■ Directions ■
Please copy out every line of the listing below in which the word "Subscriptions" appears.
*** Input for this task ***
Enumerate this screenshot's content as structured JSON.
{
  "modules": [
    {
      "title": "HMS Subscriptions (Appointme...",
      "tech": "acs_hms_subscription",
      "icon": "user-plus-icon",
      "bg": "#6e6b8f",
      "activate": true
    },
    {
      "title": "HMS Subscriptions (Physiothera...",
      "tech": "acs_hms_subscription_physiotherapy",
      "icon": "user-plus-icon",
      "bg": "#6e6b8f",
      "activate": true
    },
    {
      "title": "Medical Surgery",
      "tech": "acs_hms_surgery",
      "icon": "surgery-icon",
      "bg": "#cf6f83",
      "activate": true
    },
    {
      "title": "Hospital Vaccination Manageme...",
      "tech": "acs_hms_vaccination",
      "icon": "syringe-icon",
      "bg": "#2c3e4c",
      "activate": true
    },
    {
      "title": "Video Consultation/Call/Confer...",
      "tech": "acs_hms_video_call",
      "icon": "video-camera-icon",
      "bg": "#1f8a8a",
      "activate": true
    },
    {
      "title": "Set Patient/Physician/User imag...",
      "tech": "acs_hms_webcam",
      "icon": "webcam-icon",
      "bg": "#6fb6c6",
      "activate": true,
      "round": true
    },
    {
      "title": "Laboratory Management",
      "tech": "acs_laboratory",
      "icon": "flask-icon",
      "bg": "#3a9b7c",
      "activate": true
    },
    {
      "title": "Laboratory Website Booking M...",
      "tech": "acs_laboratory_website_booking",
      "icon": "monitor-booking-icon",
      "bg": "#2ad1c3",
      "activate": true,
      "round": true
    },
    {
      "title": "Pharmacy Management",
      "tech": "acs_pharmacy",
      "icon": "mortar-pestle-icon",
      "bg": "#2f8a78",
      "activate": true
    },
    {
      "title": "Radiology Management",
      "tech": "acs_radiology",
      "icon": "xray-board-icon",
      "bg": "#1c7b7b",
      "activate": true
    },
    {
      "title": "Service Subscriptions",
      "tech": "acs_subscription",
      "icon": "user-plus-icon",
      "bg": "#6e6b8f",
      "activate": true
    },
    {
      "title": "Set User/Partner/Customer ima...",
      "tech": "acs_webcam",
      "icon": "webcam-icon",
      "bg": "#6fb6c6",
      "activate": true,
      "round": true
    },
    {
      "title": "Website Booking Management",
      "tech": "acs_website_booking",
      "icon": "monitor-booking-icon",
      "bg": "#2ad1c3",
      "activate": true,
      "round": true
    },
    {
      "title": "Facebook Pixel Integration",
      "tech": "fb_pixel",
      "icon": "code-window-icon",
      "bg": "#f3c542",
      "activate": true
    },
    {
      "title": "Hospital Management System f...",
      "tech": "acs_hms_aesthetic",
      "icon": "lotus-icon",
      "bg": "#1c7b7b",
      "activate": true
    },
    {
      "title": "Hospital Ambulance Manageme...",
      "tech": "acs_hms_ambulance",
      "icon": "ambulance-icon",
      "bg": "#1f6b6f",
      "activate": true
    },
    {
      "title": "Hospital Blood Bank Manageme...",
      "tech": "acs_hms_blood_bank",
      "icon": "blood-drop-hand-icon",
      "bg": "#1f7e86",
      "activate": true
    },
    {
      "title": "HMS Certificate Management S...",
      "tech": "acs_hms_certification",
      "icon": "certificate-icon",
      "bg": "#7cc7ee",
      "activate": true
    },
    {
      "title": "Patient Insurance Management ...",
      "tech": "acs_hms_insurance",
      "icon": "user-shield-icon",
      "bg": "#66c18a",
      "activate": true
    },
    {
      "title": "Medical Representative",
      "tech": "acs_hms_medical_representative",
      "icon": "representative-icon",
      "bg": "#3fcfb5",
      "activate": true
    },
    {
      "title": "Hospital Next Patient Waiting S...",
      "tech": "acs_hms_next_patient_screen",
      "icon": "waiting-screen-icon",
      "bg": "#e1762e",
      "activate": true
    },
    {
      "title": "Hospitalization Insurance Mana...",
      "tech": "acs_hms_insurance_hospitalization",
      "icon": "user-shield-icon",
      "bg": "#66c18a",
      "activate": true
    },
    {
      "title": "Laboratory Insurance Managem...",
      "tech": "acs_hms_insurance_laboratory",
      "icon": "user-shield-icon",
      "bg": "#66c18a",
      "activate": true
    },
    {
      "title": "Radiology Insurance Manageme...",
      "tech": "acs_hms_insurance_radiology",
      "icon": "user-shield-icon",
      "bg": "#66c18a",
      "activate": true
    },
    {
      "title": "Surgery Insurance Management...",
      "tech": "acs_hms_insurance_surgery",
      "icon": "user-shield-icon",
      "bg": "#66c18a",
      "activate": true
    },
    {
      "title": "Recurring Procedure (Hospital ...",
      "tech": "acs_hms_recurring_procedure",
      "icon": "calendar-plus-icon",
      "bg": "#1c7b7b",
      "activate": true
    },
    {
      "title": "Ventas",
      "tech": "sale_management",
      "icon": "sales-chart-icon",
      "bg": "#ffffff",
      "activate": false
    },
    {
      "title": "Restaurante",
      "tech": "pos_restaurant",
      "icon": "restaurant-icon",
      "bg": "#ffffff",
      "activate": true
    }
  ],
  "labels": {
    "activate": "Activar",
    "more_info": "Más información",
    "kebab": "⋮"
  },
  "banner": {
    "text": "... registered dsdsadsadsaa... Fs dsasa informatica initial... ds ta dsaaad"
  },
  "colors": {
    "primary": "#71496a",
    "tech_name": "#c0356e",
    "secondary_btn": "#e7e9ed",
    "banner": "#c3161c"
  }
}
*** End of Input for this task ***
■ Solution ■
      "title": "HMS Subscriptions (Appointme...",
      "title": "HMS Subscriptions (Physiothera...",
      "title": "Service Subscriptions",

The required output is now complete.